Argentina is offering the inhabitants of the Falkland Islands a measure of administrative autonomy - but under firm Argentine control, according to reports circulating here.
If Argentine press reports are correct, the Argentine government has recently injected a limited measure of flexibility into its negotiating position. These reports indicate, for example, that the government would consider replacing with police the troops that it has dispatched to the Falkland Islands. The Argentine Foreign Ministry has reportedly offered a withdrawal of troops from the islands in return for a withdrawal of the British fleet.
Prior to the visit here of US Secretary of State Alexander M. Haig Jr. April 9-11, the Argentine junta was refusing even to consider withdrawing those troops , now said to number more than 6,000.

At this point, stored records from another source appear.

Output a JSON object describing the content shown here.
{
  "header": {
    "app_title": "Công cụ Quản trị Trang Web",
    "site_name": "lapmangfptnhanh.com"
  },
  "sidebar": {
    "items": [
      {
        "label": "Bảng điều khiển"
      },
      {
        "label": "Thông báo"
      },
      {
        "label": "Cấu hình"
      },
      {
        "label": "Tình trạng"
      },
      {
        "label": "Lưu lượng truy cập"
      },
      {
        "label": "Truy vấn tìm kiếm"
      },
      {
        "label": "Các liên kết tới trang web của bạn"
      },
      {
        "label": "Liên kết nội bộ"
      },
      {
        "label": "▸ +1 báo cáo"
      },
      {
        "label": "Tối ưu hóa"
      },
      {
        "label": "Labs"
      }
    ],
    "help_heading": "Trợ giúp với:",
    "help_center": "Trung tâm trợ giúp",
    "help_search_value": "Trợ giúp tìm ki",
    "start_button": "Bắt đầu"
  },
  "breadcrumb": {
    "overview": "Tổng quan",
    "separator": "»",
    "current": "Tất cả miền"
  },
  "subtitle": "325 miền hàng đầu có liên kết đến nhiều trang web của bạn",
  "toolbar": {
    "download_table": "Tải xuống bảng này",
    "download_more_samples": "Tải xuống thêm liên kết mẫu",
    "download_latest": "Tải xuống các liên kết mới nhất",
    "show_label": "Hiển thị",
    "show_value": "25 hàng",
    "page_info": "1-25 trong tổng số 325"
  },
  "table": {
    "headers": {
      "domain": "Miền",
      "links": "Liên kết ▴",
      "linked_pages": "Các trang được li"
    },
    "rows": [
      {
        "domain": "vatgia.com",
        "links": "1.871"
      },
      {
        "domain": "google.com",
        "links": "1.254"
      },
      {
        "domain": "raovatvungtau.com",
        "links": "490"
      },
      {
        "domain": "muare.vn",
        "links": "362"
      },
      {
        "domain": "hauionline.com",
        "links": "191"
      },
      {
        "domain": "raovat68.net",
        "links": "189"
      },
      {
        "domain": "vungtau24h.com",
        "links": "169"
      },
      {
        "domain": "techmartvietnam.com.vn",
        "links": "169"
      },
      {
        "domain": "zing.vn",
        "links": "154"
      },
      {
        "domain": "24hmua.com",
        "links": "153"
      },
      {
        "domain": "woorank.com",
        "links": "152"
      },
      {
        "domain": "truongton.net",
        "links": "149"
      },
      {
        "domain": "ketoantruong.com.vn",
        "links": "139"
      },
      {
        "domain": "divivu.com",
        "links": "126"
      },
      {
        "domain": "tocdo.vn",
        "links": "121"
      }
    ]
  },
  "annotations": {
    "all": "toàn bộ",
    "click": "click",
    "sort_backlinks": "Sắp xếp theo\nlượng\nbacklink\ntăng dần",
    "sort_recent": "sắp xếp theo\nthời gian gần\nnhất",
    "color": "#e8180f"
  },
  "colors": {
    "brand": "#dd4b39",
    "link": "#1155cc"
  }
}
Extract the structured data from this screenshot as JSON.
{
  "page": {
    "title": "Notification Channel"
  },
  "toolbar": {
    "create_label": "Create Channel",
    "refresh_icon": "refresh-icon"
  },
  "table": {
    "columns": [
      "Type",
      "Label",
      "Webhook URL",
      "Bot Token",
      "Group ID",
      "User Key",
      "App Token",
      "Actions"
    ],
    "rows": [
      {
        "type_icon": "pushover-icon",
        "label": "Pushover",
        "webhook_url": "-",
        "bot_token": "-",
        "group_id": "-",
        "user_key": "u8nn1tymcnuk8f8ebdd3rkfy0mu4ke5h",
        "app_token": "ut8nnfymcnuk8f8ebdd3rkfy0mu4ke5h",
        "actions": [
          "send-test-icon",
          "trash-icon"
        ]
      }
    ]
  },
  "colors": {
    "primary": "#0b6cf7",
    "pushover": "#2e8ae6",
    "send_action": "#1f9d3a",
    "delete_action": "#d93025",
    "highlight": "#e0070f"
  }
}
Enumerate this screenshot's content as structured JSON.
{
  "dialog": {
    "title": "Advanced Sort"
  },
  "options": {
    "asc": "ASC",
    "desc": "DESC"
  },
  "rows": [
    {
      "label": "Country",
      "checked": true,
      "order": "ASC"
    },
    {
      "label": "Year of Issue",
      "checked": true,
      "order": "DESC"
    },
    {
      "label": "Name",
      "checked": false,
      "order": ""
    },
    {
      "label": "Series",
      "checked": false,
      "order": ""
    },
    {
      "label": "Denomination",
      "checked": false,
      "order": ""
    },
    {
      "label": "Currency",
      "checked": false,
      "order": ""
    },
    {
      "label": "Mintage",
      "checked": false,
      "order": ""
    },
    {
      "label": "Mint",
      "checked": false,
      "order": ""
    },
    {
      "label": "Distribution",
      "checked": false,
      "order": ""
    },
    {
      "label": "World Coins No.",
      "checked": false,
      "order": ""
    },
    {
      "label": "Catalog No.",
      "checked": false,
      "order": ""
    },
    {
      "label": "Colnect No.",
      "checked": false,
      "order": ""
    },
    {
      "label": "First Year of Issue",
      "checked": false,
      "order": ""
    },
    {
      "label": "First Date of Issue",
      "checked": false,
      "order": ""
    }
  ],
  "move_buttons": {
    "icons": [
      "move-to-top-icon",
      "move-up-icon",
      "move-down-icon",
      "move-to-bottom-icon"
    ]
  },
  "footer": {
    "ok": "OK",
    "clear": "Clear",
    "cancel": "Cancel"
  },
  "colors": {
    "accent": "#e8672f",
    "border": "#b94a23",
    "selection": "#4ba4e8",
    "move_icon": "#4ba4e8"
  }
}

Argentine newspapers report, however, that there's one thing that the Argentine junta will refuse to negotiate: Argentine sovereignty over the islands. The Argentine flag, they say, must be kept flying there.
According to the daily newspaper Clarn, the English-speaking islanders would be allowed to participate in a commission and administrative council for the islands, supposedly one similiar to that which existed prior to the Argentine invasion of April 2.
The Argentines are apparently rejecting all suggestions that they accept an international peacekeeping force or United Nations commission on the islands.
What Argentina is proposing would appear to be difficult for Britain to accept. But it may be just enough for the two sides to enter a cooling-off period during which the US can continue to pursue its role as a mediator. What Secretary of State Haig may have accomplished so far is to buy time--and nothing more.